▸ **Work task**: Please repeat the records exactly, keeping the pictures out.

Data records for software interfaces:

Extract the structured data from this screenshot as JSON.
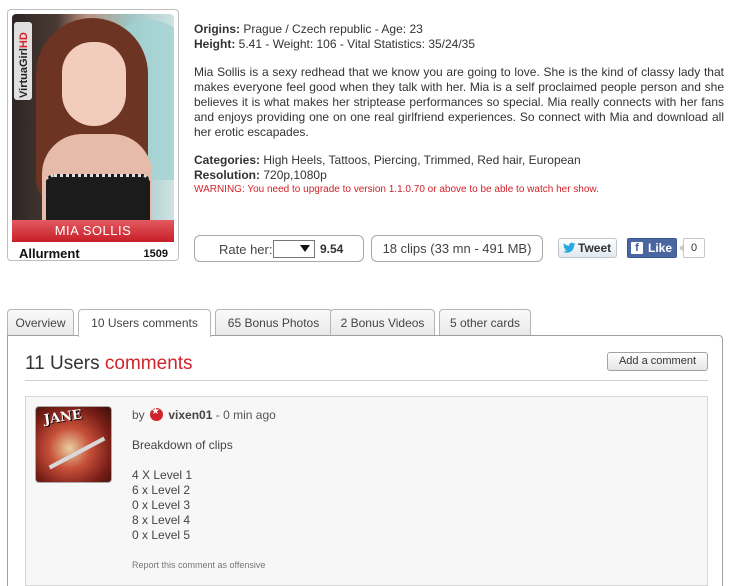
{
  "card": {
    "brand_prefix": "VirtuaGirl",
    "brand_suffix": "HD",
    "name": "MIA SOLLIS",
    "studio": "Allurment",
    "number": "1509"
  },
  "info": {
    "origins_label": "Origins:",
    "origins_value": "Prague / Czech republic - Age: 23",
    "height_label": "Height:",
    "height_value": "5.41 - Weight: 106 - Vital Statistics: 35/24/35",
    "bio": "Mia Sollis is a sexy redhead that we know you are going to love. She is the kind of classy lady that makes everyone feel good when they talk with her. Mia is a self proclaimed people person and she believes it is what makes her striptease performances so special. Mia really connects with her fans and enjoys providing one on one real girlfriend experiences. So connect with Mia and download all her erotic escapades.",
    "categories_label": "Categories:",
    "categories_value": "High Heels, Tattoos, Piercing, Trimmed, Red hair, European",
    "resolution_label": "Resolution:",
    "resolution_value": "720p,1080p",
    "warning": "WARNING: You need to upgrade to version 1.1.0.70 or above to be able to watch her show."
  },
  "actions": {
    "rate_label": "Rate her:",
    "rate_score": "9.54",
    "clips": "18 clips (33 mn - 491 MB)",
    "tweet": "Tweet",
    "like": "Like",
    "like_count": "0"
  },
  "tabs": [
    {
      "label": "Overview"
    },
    {
      "label": "10 Users comments",
      "active": true
    },
    {
      "label": "65 Bonus Photos"
    },
    {
      "label": "2 Bonus Videos"
    },
    {
      "label": "5 other cards"
    }
  ],
  "comments": {
    "title_count": "11 Users",
    "title_word": "comments",
    "add_button": "Add a comment",
    "items": [
      {
        "by": "by",
        "user": "vixen01",
        "time": "- 0 min ago",
        "avatar_text": "JANE",
        "body_heading": "Breakdown of clips",
        "lines": [
          "4 X Level 1",
          "6 x Level 2",
          "0 x Level 3",
          "8 x Level 4",
          "0 x Level 5"
        ],
        "report": "Report this comment as offensive"
      }
    ]
  },
  "colors": {
    "accent_red": "#d0232a",
    "facebook_blue": "#4a66a0",
    "twitter_blue": "#2aa9e0"
  }
}
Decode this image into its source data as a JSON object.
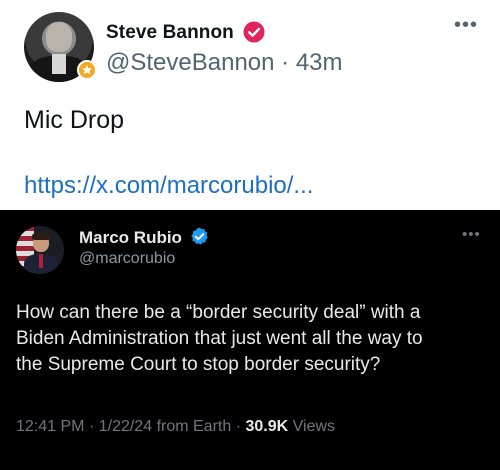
{
  "main_tweet": {
    "author_name": "Steve Bannon",
    "handle": "@SteveBannon",
    "separator": "·",
    "time_ago": "43m",
    "text": "Mic Drop",
    "link": "https://x.com/marcorubio/...",
    "verified_icon": "red-verified-check-icon",
    "avatar_badge_icon": "gold-badge-icon",
    "more_icon": "more-options-icon",
    "colors": {
      "verified": "#e0245e",
      "link": "#1d6fc4",
      "badge": "#f5a623"
    }
  },
  "quoted_tweet": {
    "author_name": "Marco Rubio",
    "handle": "@marcorubio",
    "verified_icon": "blue-verified-check-icon",
    "more_icon": "more-options-icon",
    "text_lines": [
      "How can there be a “border security deal” with a",
      "Biden Administration that just went all the way to",
      "the Supreme Court to stop border security?"
    ],
    "timestamp": "12:41 PM",
    "date": "1/22/24",
    "source": "from Earth",
    "separator": "·",
    "views_count": "30.9K",
    "views_label": "Views",
    "colors": {
      "verified": "#1d9bf0",
      "background": "#000000"
    }
  }
}
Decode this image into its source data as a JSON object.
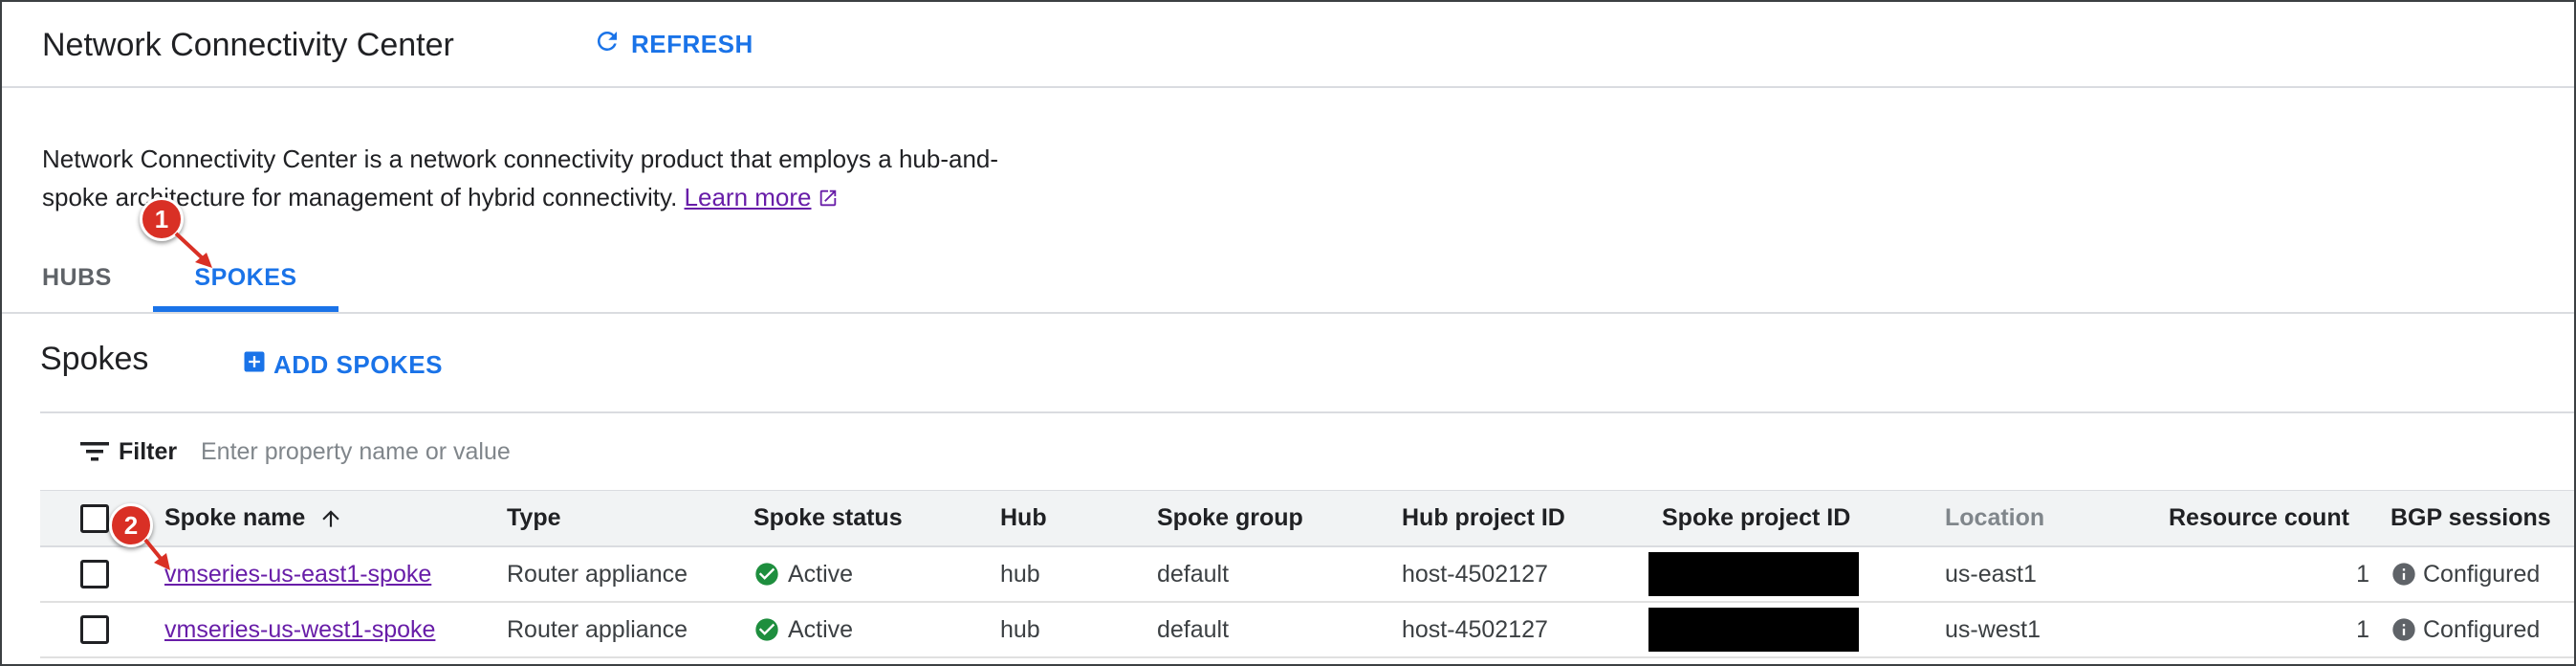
{
  "header": {
    "title": "Network Connectivity Center",
    "refresh_label": "REFRESH"
  },
  "description": {
    "line1": "Network Connectivity Center is a network connectivity product that employs a hub-and-",
    "line2": "spoke architecture for management of hybrid connectivity.",
    "learn_more": "Learn more"
  },
  "tabs": [
    {
      "label": "HUBS",
      "selected": false
    },
    {
      "label": "SPOKES",
      "selected": true
    }
  ],
  "section": {
    "title": "Spokes",
    "add_label": "ADD SPOKES"
  },
  "filter": {
    "label": "Filter",
    "placeholder": "Enter property name or value"
  },
  "table": {
    "columns": [
      "Spoke name",
      "Type",
      "Spoke status",
      "Hub",
      "Spoke group",
      "Hub project ID",
      "Spoke project ID",
      "Location",
      "Resource count",
      "BGP sessions"
    ],
    "rows": [
      {
        "name": "vmseries-us-east1-spoke",
        "type": "Router appliance",
        "status": "Active",
        "hub": "hub",
        "group": "default",
        "hub_project": "host-4502127",
        "location": "us-east1",
        "resource_count": "1",
        "bgp": "Configured"
      },
      {
        "name": "vmseries-us-west1-spoke",
        "type": "Router appliance",
        "status": "Active",
        "hub": "hub",
        "group": "default",
        "hub_project": "host-4502127",
        "location": "us-west1",
        "resource_count": "1",
        "bgp": "Configured"
      }
    ]
  },
  "callouts": [
    "1",
    "2"
  ],
  "colors": {
    "accent": "#1a73e8",
    "link_visited": "#681da8",
    "success": "#1e8e3e",
    "callout": "#d93025"
  },
  "icons": {
    "refresh": "refresh-icon",
    "add": "add-box-icon",
    "filter": "filter-icon",
    "sort": "arrow-up-icon",
    "status": "check-circle-icon",
    "info": "info-icon",
    "external": "external-link-icon"
  }
}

▸ **Finished task**:
Extract the structured data from this screenshot as JSON.
{
  "card": {
    "brand_prefix": "VirtuaGirl",
    "brand_suffix": "HD",
    "name": "MIA SOLLIS",
    "studio": "Allurment",
    "number": "1509"
  },
  "info": {
    "origins_label": "Origins:",
    "origins_value": "Prague / Czech republic - Age: 23",
    "height_label": "Height:",
    "height_value": "5.41 - Weight: 106 - Vital Statistics: 35/24/35",
    "bio": "Mia Sollis is a sexy redhead that we know you are going to love. She is the kind of classy lady that makes everyone feel good when they talk with her. Mia is a self proclaimed people person and she believes it is what makes her striptease performances so special. Mia really connects with her fans and enjoys providing one on one real girlfriend experiences. So connect with Mia and download all her erotic escapades.",
    "categories_label": "Categories:",
    "categories_value": "High Heels, Tattoos, Piercing, Trimmed, Red hair, European",
    "resolution_label": "Resolution:",
    "resolution_value": "720p,1080p",
    "warning": "WARNING: You need to upgrade to version 1.1.0.70 or above to be able to watch her show."
  },
  "actions": {
    "rate_label": "Rate her:",
    "rate_score": "9.54",
    "clips": "18 clips (33 mn - 491 MB)",
    "tweet": "Tweet",
    "like": "Like",
    "like_count": "0"
  },
  "tabs": [
    {
      "label": "Overview"
    },
    {
      "label": "10 Users comments",
      "active": true
    },
    {
      "label": "65 Bonus Photos"
    },
    {
      "label": "2 Bonus Videos"
    },
    {
      "label": "5 other cards"
    }
  ],
  "comments": {
    "title_count": "11 Users",
    "title_word": "comments",
    "add_button": "Add a comment",
    "items": [
      {
        "by": "by",
        "user": "vixen01",
        "time": "- 0 min ago",
        "avatar_text": "JANE",
        "body_heading": "Breakdown of clips",
        "lines": [
          "4 X Level 1",
          "6 x Level 2",
          "0 x Level 3",
          "8 x Level 4",
          "0 x Level 5"
        ],
        "report": "Report this comment as offensive"
      }
    ]
  },
  "colors": {
    "accent_red": "#d0232a",
    "facebook_blue": "#4a66a0",
    "twitter_blue": "#2aa9e0"
  }
}
Decode this image into its source data as a JSON object.
{
  "main_tweet": {
    "author_name": "Steve Bannon",
    "handle": "@SteveBannon",
    "separator": "·",
    "time_ago": "43m",
    "text": "Mic Drop",
    "link": "https://x.com/marcorubio/...",
    "verified_icon": "red-verified-check-icon",
    "avatar_badge_icon": "gold-badge-icon",
    "more_icon": "more-options-icon",
    "colors": {
      "verified": "#e0245e",
      "link": "#1d6fc4",
      "badge": "#f5a623"
    }
  },
  "quoted_tweet": {
    "author_name": "Marco Rubio",
    "handle": "@marcorubio",
    "verified_icon": "blue-verified-check-icon",
    "more_icon": "more-options-icon",
    "text_lines": [
      "How can there be a “border security deal” with a",
      "Biden Administration that just went all the way to",
      "the Supreme Court to stop border security?"
    ],
    "timestamp": "12:41 PM",
    "date": "1/22/24",
    "source": "from Earth",
    "separator": "·",
    "views_count": "30.9K",
    "views_label": "Views",
    "colors": {
      "verified": "#1d9bf0",
      "background": "#000000"
    }
  }
}
Decode this image into its source data as a JSON object.
{
  "header": {
    "title": "Network Connectivity Center",
    "refresh_label": "REFRESH"
  },
  "description": {
    "line1": "Network Connectivity Center is a network connectivity product that employs a hub-and-",
    "line2": "spoke architecture for management of hybrid connectivity.",
    "learn_more": "Learn more"
  },
  "tabs": [
    {
      "label": "HUBS",
      "selected": false
    },
    {
      "label": "SPOKES",
      "selected": true
    }
  ],
  "section": {
    "title": "Spokes",
    "add_label": "ADD SPOKES"
  },
  "filter": {
    "label": "Filter",
    "placeholder": "Enter property name or value"
  },
  "table": {
    "columns": [
      "Spoke name",
      "Type",
      "Spoke status",
      "Hub",
      "Spoke group",
      "Hub project ID",
      "Spoke project ID",
      "Location",
      "Resource count",
      "BGP sessions"
    ],
    "rows": [
      {
        "name": "vmseries-us-east1-spoke",
        "type": "Router appliance",
        "status": "Active",
        "hub": "hub",
        "group": "default",
        "hub_project": "host-4502127",
        "location": "us-east1",
        "resource_count": "1",
        "bgp": "Configured"
      },
      {
        "name": "vmseries-us-west1-spoke",
        "type": "Router appliance",
        "status": "Active",
        "hub": "hub",
        "group": "default",
        "hub_project": "host-4502127",
        "location": "us-west1",
        "resource_count": "1",
        "bgp": "Configured"
      }
    ]
  },
  "callouts": [
    "1",
    "2"
  ],
  "colors": {
    "accent": "#1a73e8",
    "link_visited": "#681da8",
    "success": "#1e8e3e",
    "callout": "#d93025"
  },
  "icons": {
    "refresh": "refresh-icon",
    "add": "add-box-icon",
    "filter": "filter-icon",
    "sort": "arrow-up-icon",
    "status": "check-circle-icon",
    "info": "info-icon",
    "external": "external-link-icon"
  }
}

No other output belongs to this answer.